Spreading across the U.S., “Blue Jasmine” is earning the attention it deserves. For a man that has made dozens of films, “Blue Jasmine” will likely be considered one of Woody Allen’s classics. Reminiscent of “A Streetcar Named Desire,” “Blue Jasmine” is a modern, topical character drama that beautifully, though harshly, captures the present.
Jasmine (Cate Blanchett) has left her life of luxury on the East Coast after her husband Hal (Alec Baldwin) was charged for his corrupted business deals. Forced to seek sanctuary with her sister Ginger (Sally Hawkins) in San Francisco after having a breakdown, Jasmine wants to start her life afresh but can’t let go of the past. She feels humiliated living in a tiny apartment and looking for work as a secretary, but she has no skills or job history. Unappreciative of the help from Ginger and without acknowledging that she cost Ginger her dream, too, Jasmine degrades Ginger’s life and boyfriend Chili (Bobby Cannavale) and convinces her to aim higher. All the while, she copes with vodka and Xanax.
Jasmine is one of Woody Allen’s least likeable characters. The audience is rarely made to feel sympathy for her struggles; she deserves everything she gets. Jasmine changed her childhood name (Jeanette) to escape her average lifestyle and survives by lying to others and herself. She uses everyone around her and views them as beneath her. Jasmine is out of touch, everything from always flying first class to having no idea how to use a computer. It makes one wonder if the entire film is Allen’s criticism of trophy wives.
Relying on very little humor (compared to most Allen flicks), the film is entirely supported by its phenomenal performances. Each actor lives their part. Cate Blanchett is one of the finest actresses of today, and “Blue Jasmine” might be her greatest accomplishment. Sally Hawkins is perfectly cast as her lively sister along with Alec Baldwin as her slimy husband. The women are balanced out with an amazing team of male actors, along with Baldwin; Cannavale, Andrew Dice Clay, Max Casella, Michael Stuhlbarg, Alden Ehrenreich, Louis C.K., and Peter Sarsgaard comprise the rest of the male cast.
The jumbled storytelling going from present to past almost doesn’t work (slightly disjointed), until we realize that our lead character can’t separate the two. You almost expect Jasmine to quote that she’s “always depended on the kindness of strangers,” but her ramblings in the final scene are able to conclude this story of a narcissistic socialite that can’t reach her idea of perfection and won’t accept the hand she’s been dealt.

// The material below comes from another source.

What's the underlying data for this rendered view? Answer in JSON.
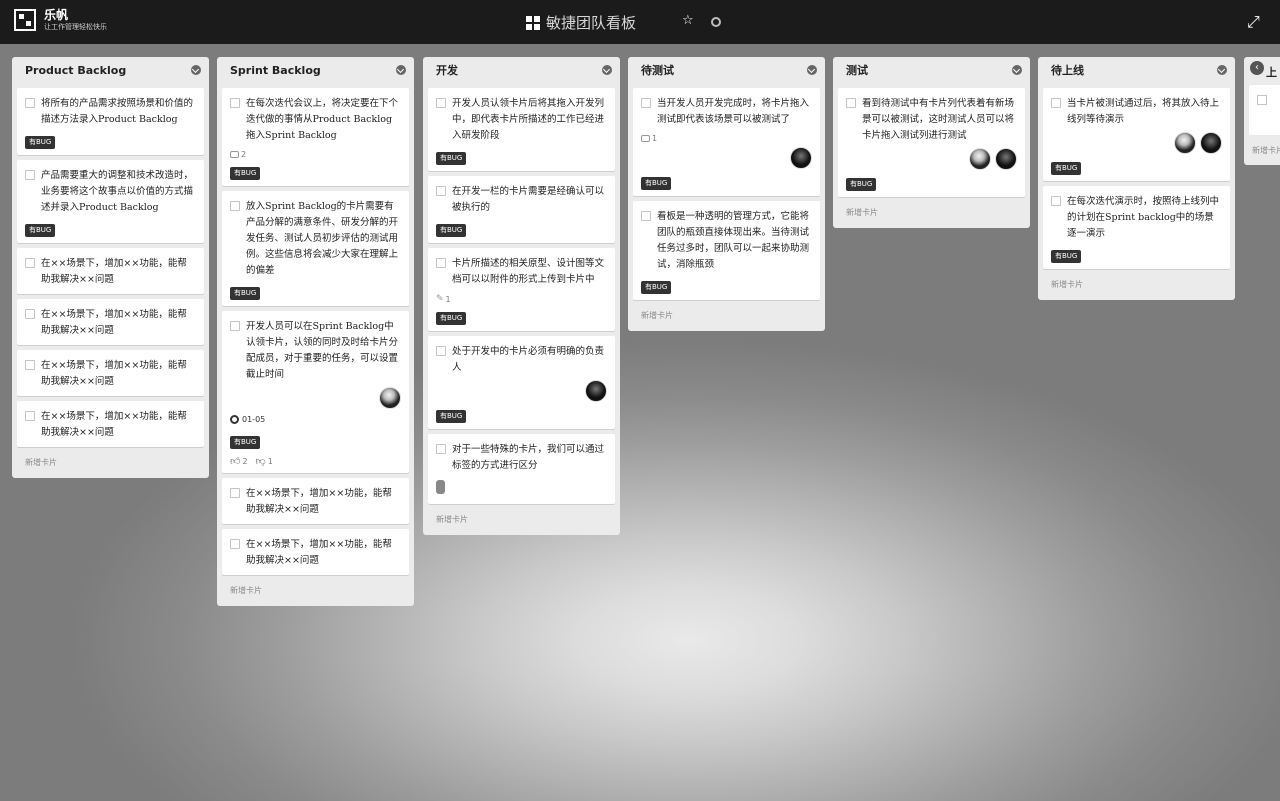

Rating for “Blue Jasmine:” A
For more information on this film or to view its trailer, click here.
“Blue Jasmine” is playing at a few theaters in Columbus, including Gateway and Drexel. For showtimes, click here.